-- Task instructions --
Using the data below, show every line where the word "screenshot" occurs.

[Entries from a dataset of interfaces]
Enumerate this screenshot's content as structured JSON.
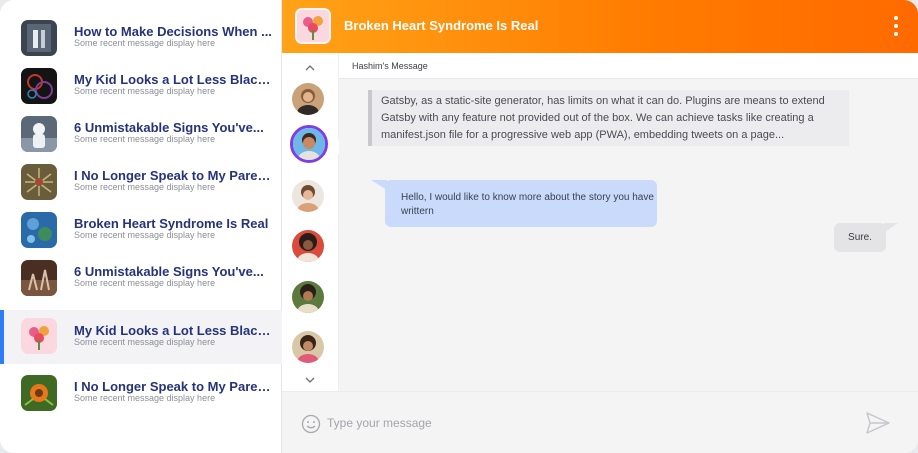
{
  "sidebar": {
    "conversations": [
      {
        "title": "How to Make Decisions When ...",
        "subtitle": "Some recent message display here"
      },
      {
        "title": "My Kid Looks a Lot Less Black...",
        "subtitle": "Some recent message display here"
      },
      {
        "title": "6 Unmistakable Signs You've...",
        "subtitle": "Some recent message display here"
      },
      {
        "title": "I No Longer Speak to My Parent...",
        "subtitle": "Some recent message display here"
      },
      {
        "title": "Broken Heart Syndrome Is Real",
        "subtitle": "Some recent message display here"
      },
      {
        "title": "6 Unmistakable Signs You've...",
        "subtitle": "Some recent message display here"
      },
      {
        "title": "My Kid Looks a Lot Less Black...",
        "subtitle": "Some recent message display here",
        "active": true
      },
      {
        "title": "I No Longer Speak to My Parent...",
        "subtitle": "Some recent message display here"
      }
    ]
  },
  "header": {
    "title": "Broken Heart Syndrome Is Real",
    "menu_icon": "kebab-menu-icon"
  },
  "chat": {
    "context_label": "Hashim's Message",
    "quoted_text": "Gatsby, as a static-site generator, has limits on what it can do. Plugins are means to extend Gatsby with any feature not provided out of the box. We can achieve tasks like creating a manifest.json file for a progressive web app (PWA), embedding tweets on a page...",
    "incoming_message": "Hello, I would like to know more about the story you have writtern",
    "outgoing_message": "Sure."
  },
  "composer": {
    "placeholder": "Type your message",
    "emoji_icon": "smiley-icon",
    "send_icon": "send-icon"
  },
  "colors": {
    "accent": "#2f7df6",
    "header_gradient_start": "#ffa318",
    "header_gradient_end": "#ff6a00",
    "title_text": "#26337a",
    "incoming_bubble": "#c9dafb"
  }
}
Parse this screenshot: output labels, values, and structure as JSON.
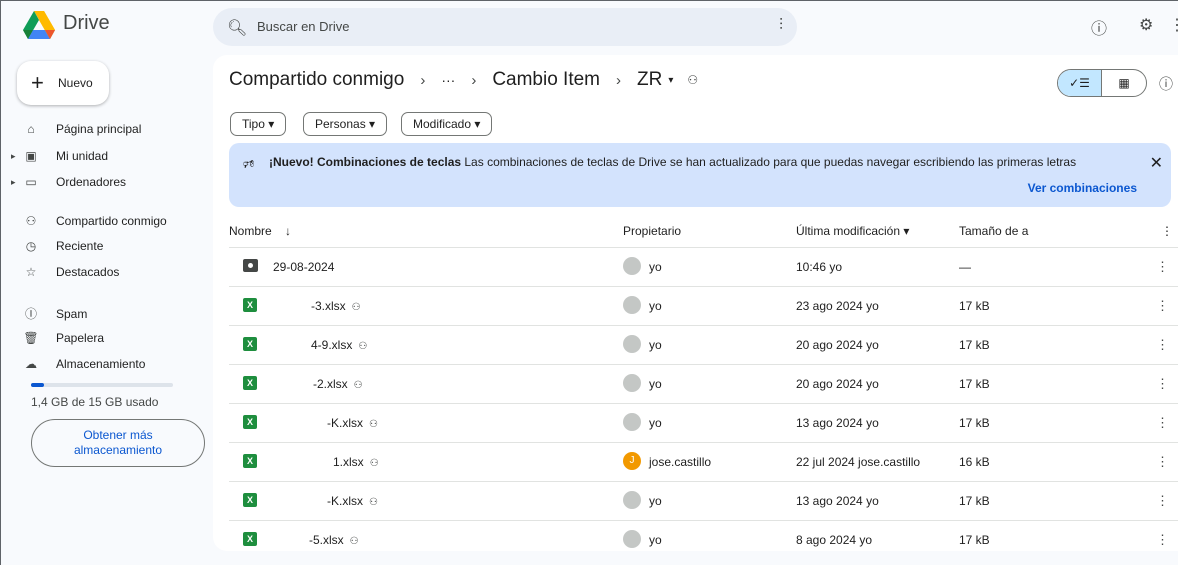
{
  "header": {
    "brand": "Drive",
    "search_placeholder": "Buscar en Drive"
  },
  "sidebar": {
    "new_label": "Nuevo",
    "items": [
      {
        "label": "Página principal"
      },
      {
        "label": "Mi unidad"
      },
      {
        "label": "Ordenadores"
      },
      {
        "label": "Compartido conmigo"
      },
      {
        "label": "Reciente"
      },
      {
        "label": "Destacados"
      },
      {
        "label": "Spam"
      },
      {
        "label": "Papelera"
      },
      {
        "label": "Almacenamiento"
      }
    ],
    "storage_text": "1,4 GB de 15 GB usado",
    "storage_fraction": 0.093,
    "get_more_line1": "Obtener más",
    "get_more_line2": "almacenamiento"
  },
  "breadcrumb": {
    "root": "Compartido conmigo",
    "ellipsis": "···",
    "mid": "Cambio Item",
    "current": "ZR"
  },
  "filters": [
    "Tipo",
    "Personas",
    "Modificado"
  ],
  "banner": {
    "bold": "¡Nuevo! Combinaciones de teclas",
    "text": " Las combinaciones de teclas de Drive se han actualizado para que puedas navegar escribiendo las primeras letras",
    "link": "Ver combinaciones"
  },
  "table": {
    "headers": {
      "name": "Nombre",
      "owner": "Propietario",
      "modified": "Última modificación",
      "size": "Tamaño de a"
    },
    "rows": [
      {
        "name": "29-08-2024",
        "owner": "yo",
        "modified": "10:46 yo",
        "size": "—"
      },
      {
        "name": "-3.xlsx",
        "owner": "yo",
        "modified": "23 ago 2024 yo",
        "size": "17 kB"
      },
      {
        "name": "4-9.xlsx",
        "owner": "yo",
        "modified": "20 ago 2024 yo",
        "size": "17 kB"
      },
      {
        "name": "-2.xlsx",
        "owner": "yo",
        "modified": "20 ago 2024 yo",
        "size": "17 kB"
      },
      {
        "name": "-K.xlsx",
        "owner": "yo",
        "modified": "13 ago 2024 yo",
        "size": "17 kB"
      },
      {
        "name": "1.xlsx",
        "owner": "jose.castillo",
        "modified": "22 jul 2024 jose.castillo",
        "size": "16 kB"
      },
      {
        "name": "-K.xlsx",
        "owner": "yo",
        "modified": "13 ago 2024 yo",
        "size": "17 kB"
      },
      {
        "name": "-5.xlsx",
        "owner": "yo",
        "modified": "8 ago 2024 yo",
        "size": "17 kB"
      }
    ]
  }
}
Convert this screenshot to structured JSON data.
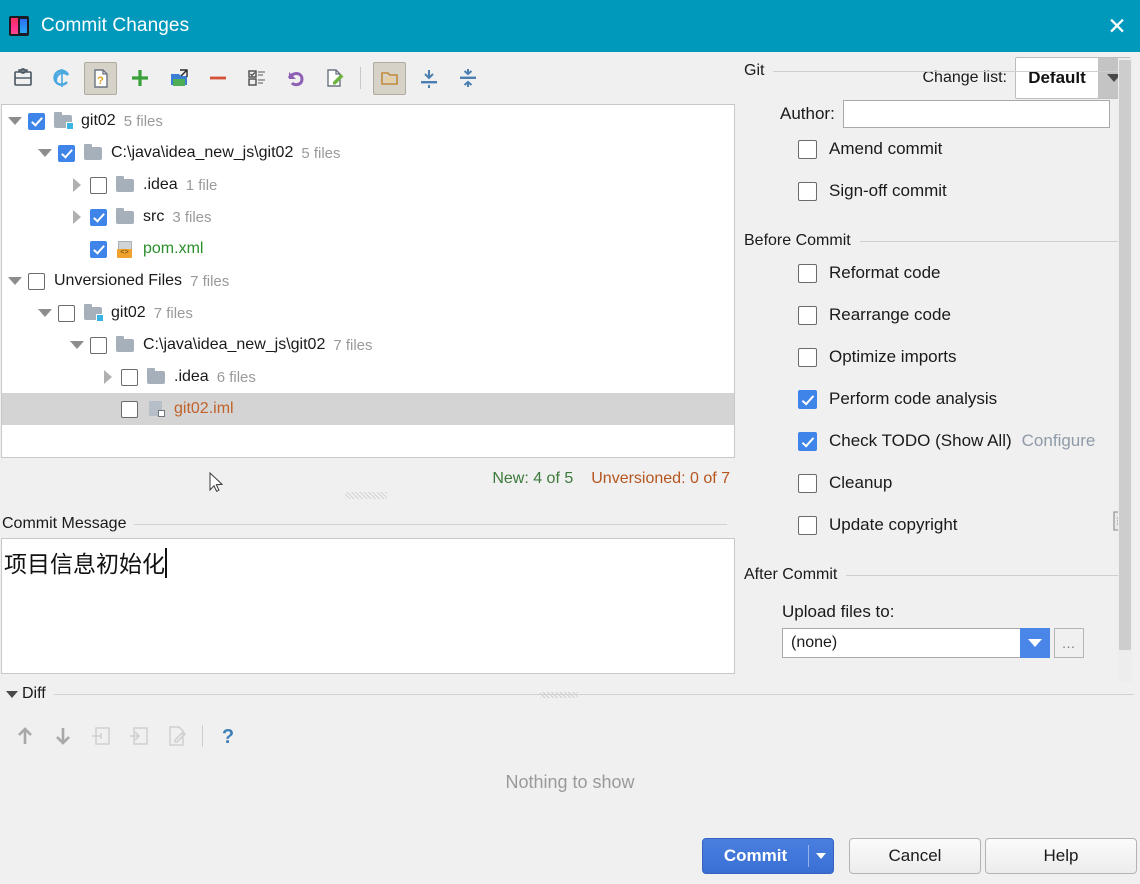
{
  "window": {
    "title": "Commit Changes",
    "app_icon": "intellij-idea-icon",
    "close_label": "✕",
    "titlebar_color": "#0099bc"
  },
  "toolbar": {
    "icons": [
      {
        "name": "refresh-changes-icon",
        "pressed": false
      },
      {
        "name": "rollback-sync-icon",
        "pressed": false
      },
      {
        "name": "show-unversioned-files-icon",
        "pressed": true
      },
      {
        "name": "add-to-vcs-icon",
        "pressed": false
      },
      {
        "name": "move-to-another-changelist-icon",
        "pressed": false
      },
      {
        "name": "delete-icon",
        "pressed": false
      },
      {
        "name": "group-by-icon",
        "pressed": false
      },
      {
        "name": "revert-icon",
        "pressed": false
      },
      {
        "name": "show-diff-icon",
        "pressed": false
      },
      {
        "name": "group-by-directory-icon",
        "pressed": true
      },
      {
        "name": "expand-all-icon",
        "pressed": false
      },
      {
        "name": "collapse-all-icon",
        "pressed": false
      }
    ],
    "changelist_label": "Change list:",
    "changelist_label_mnemonic": "l",
    "changelist_value": "Default"
  },
  "tree": {
    "rows": [
      {
        "indent": 0,
        "twisty": "down",
        "checked": "on",
        "icon": "module-folder-icon",
        "name": "git02",
        "name_color": "default",
        "count": "5 files",
        "selected": false
      },
      {
        "indent": 1,
        "twisty": "down",
        "checked": "on",
        "icon": "folder-icon",
        "name": "C:\\java\\idea_new_js\\git02",
        "name_color": "default",
        "count": "5 files",
        "selected": false
      },
      {
        "indent": 2,
        "twisty": "right",
        "checked": "off",
        "icon": "folder-icon",
        "name": ".idea",
        "name_color": "default",
        "count": "1 file",
        "selected": false
      },
      {
        "indent": 2,
        "twisty": "right",
        "checked": "on",
        "icon": "folder-icon",
        "name": "src",
        "name_color": "default",
        "count": "3 files",
        "selected": false
      },
      {
        "indent": 2,
        "twisty": "none",
        "checked": "on",
        "icon": "xml-file-icon",
        "name": "pom.xml",
        "name_color": "green",
        "count": "",
        "selected": false
      },
      {
        "indent": 0,
        "twisty": "down",
        "checked": "off",
        "icon": "none",
        "name": "Unversioned Files",
        "name_color": "default",
        "count": "7 files",
        "selected": false
      },
      {
        "indent": 1,
        "twisty": "down",
        "checked": "off",
        "icon": "module-folder-icon",
        "name": "git02",
        "name_color": "default",
        "count": "7 files",
        "selected": false
      },
      {
        "indent": 2,
        "twisty": "down",
        "checked": "off",
        "icon": "folder-icon",
        "name": "C:\\java\\idea_new_js\\git02",
        "name_color": "default",
        "count": "7 files",
        "selected": false
      },
      {
        "indent": 3,
        "twisty": "right",
        "checked": "off",
        "icon": "folder-icon",
        "name": ".idea",
        "name_color": "default",
        "count": "6 files",
        "selected": false
      },
      {
        "indent": 3,
        "twisty": "none",
        "checked": "off",
        "icon": "iml-file-icon",
        "name": "git02.iml",
        "name_color": "orange",
        "count": "",
        "selected": true
      }
    ],
    "status_new": "New: 4 of 5",
    "status_unversioned": "Unversioned: 0 of 7",
    "status_new_color": "#3c7a3c",
    "status_unversioned_color": "#b5551f"
  },
  "commit_message": {
    "label": "Commit Message",
    "label_mnemonic": "C",
    "value": "项目信息初始化",
    "history_icon": "commit-message-history-icon"
  },
  "git_section": {
    "title": "Git",
    "author_label": "Author:",
    "author_mnemonic": "A",
    "author_value": "",
    "checkboxes": [
      {
        "label": "Amend commit",
        "mnemonic": "m",
        "checked": false,
        "name": "amend-commit"
      },
      {
        "label": "Sign-off commit",
        "mnemonic": "g",
        "checked": false,
        "name": "sign-off-commit"
      }
    ]
  },
  "before_commit": {
    "title": "Before Commit",
    "checkboxes": [
      {
        "label": "Reformat code",
        "mnemonic": "R",
        "checked": false,
        "name": "reformat-code"
      },
      {
        "label": "Rearrange code",
        "mnemonic": "n",
        "checked": false,
        "name": "rearrange-code"
      },
      {
        "label": "Optimize imports",
        "mnemonic": "O",
        "checked": false,
        "name": "optimize-imports"
      },
      {
        "label": "Perform code analysis",
        "mnemonic": "s",
        "checked": true,
        "name": "perform-code-analysis"
      },
      {
        "label": "Check TODO (Show All)",
        "mnemonic": "",
        "checked": true,
        "name": "check-todo",
        "link": "Configure"
      },
      {
        "label": "Cleanup",
        "mnemonic": "l",
        "checked": false,
        "name": "cleanup"
      },
      {
        "label": "Update copyright",
        "mnemonic": "",
        "checked": false,
        "name": "update-copyright"
      }
    ],
    "link_color": "#8f9aa8"
  },
  "after_commit": {
    "title": "After Commit",
    "upload_label": "Upload files to:",
    "upload_value": "(none)",
    "browse_label": "…"
  },
  "diff": {
    "label": "Diff",
    "icons": [
      {
        "name": "previous-difference-icon"
      },
      {
        "name": "next-difference-icon"
      },
      {
        "name": "revert-change-icon"
      },
      {
        "name": "apply-change-icon"
      },
      {
        "name": "edit-source-icon"
      },
      {
        "name": "help-question-icon"
      }
    ],
    "empty_text": "Nothing to show"
  },
  "footer": {
    "commit_label": "Commit",
    "commit_mnemonic": "t",
    "cancel_label": "Cancel",
    "help_label": "Help",
    "help_mnemonic": "H",
    "primary_color": "#3a6fd4"
  }
}
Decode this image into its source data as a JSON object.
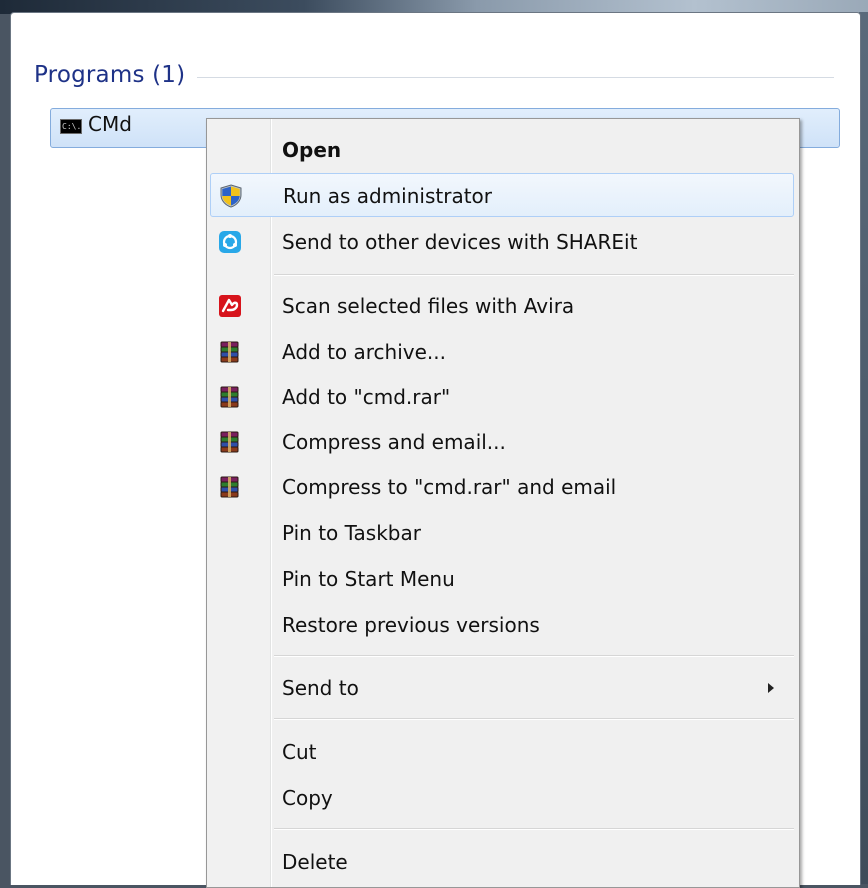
{
  "start_menu": {
    "section_title": "Programs (1)",
    "program": {
      "label": "CMd",
      "icon": "cmd-icon",
      "icon_text": "C:\\."
    }
  },
  "context_menu": {
    "items": [
      {
        "label": "Open",
        "bold": true,
        "icon": null
      },
      {
        "label": "Run as administrator",
        "icon": "uac-shield-icon",
        "highlighted": true
      },
      {
        "label": "Send to other devices with SHAREit",
        "icon": "shareit-icon"
      },
      {
        "label": "Scan selected files with Avira",
        "icon": "avira-icon"
      },
      {
        "label": "Add to archive...",
        "icon": "winrar-icon"
      },
      {
        "label": "Add to \"cmd.rar\"",
        "icon": "winrar-icon"
      },
      {
        "label": "Compress and email...",
        "icon": "winrar-icon"
      },
      {
        "label": "Compress to \"cmd.rar\" and email",
        "icon": "winrar-icon"
      },
      {
        "label": "Pin to Taskbar",
        "icon": null
      },
      {
        "label": "Pin to Start Menu",
        "icon": null
      },
      {
        "label": "Restore previous versions",
        "icon": null
      },
      {
        "label": "Send to",
        "icon": null,
        "submenu": true
      },
      {
        "label": "Cut",
        "icon": null
      },
      {
        "label": "Copy",
        "icon": null
      },
      {
        "label": "Delete",
        "icon": null
      }
    ]
  },
  "colors": {
    "section_title": "#1e3287",
    "selection_border": "#84acdd",
    "menu_background": "#f0f0f0",
    "highlight_border": "#aecff7"
  }
}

-- Exercise response --
Enumerate this screenshot's content as structured JSON.
Parse this screenshot: output labels, values, and structure as JSON.
Convert this screenshot to structured JSON data.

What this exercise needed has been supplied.